Targeting Human Immunodeficiency Virus Pre-Exposure Prophylaxis to Adolescent Sexual Minority Males in Higher Prevalence Areas of the United States: A Modeling Study
Pre-exposure prophylaxis (PrEP) is an effective and safe intervention to prevent human immunodeficiency virus (HIV) transmission in men who have sex with men; current Centers for Disease Control and Prevention guidelines indicate its use among high-risk adults. Adolescent sexual minority males (ASMM) also have significant HIV risk, but implementation strategies are likely to differ for this population. We aimed to estimate impact and efficiency of PrEP for ASMM in higher prevalence US settings, using a variety of implementation strategies and assumptions about coverage, adherence, and background prevalence.
We develop a stochastic, dynamic, network-based model, parametrized using numerous ASMM behavioral and clinical data sources.
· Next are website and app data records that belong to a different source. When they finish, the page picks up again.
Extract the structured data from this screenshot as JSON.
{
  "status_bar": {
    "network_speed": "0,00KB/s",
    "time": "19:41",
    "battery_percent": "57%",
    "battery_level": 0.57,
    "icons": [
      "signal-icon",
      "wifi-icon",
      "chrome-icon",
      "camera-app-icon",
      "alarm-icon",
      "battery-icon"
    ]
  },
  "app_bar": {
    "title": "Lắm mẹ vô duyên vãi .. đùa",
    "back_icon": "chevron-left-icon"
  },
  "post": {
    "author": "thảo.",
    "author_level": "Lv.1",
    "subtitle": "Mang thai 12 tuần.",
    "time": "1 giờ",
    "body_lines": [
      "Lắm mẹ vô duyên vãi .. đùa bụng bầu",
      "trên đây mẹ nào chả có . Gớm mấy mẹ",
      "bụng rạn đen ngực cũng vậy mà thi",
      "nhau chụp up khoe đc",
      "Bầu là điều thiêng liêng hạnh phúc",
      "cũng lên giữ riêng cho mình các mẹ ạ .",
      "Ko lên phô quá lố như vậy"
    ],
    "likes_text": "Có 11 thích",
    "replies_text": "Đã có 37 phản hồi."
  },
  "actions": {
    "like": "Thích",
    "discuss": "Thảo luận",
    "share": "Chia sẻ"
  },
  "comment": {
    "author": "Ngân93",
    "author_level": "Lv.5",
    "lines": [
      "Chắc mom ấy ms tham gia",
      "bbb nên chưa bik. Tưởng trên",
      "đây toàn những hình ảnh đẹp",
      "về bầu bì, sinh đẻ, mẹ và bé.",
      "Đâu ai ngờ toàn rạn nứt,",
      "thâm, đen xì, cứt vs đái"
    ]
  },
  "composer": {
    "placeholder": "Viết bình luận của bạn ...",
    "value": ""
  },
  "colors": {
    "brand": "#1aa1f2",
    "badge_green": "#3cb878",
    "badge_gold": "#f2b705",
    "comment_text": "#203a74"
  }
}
We simulate 10 years with and without PrEP, comparing percent of incident infections averted (impact) and number of person-years on PrEP per infection averted (efficiency).
Our main scenario (PrEP for 16- to 18-year-old ASMM, initiating PrEP 6 months after first anal intercourse, 40% coverage, adherence profiles from the ATN 113 trial; 2.9% background HIV prevalence among ASMM) prevents 27.8% of infections, with 38 person-years on PrEP per infection averted. Expanding implementation to cover younger ages or earlier initiation has small effects on impact and efficiency. Targeting highest risk ASMM increases efficiency, but requires querying sexual histories. Across levels examined, coverage and adherence do not have major impacts on efficiency, whereas background prevalence does.
PrEP can have a large impact on HIV incidence among ASMM in the United States, especially in settings with high prevalence. However, willingness of, and support for, providers will be central to achieving the coverage needed to make this a success.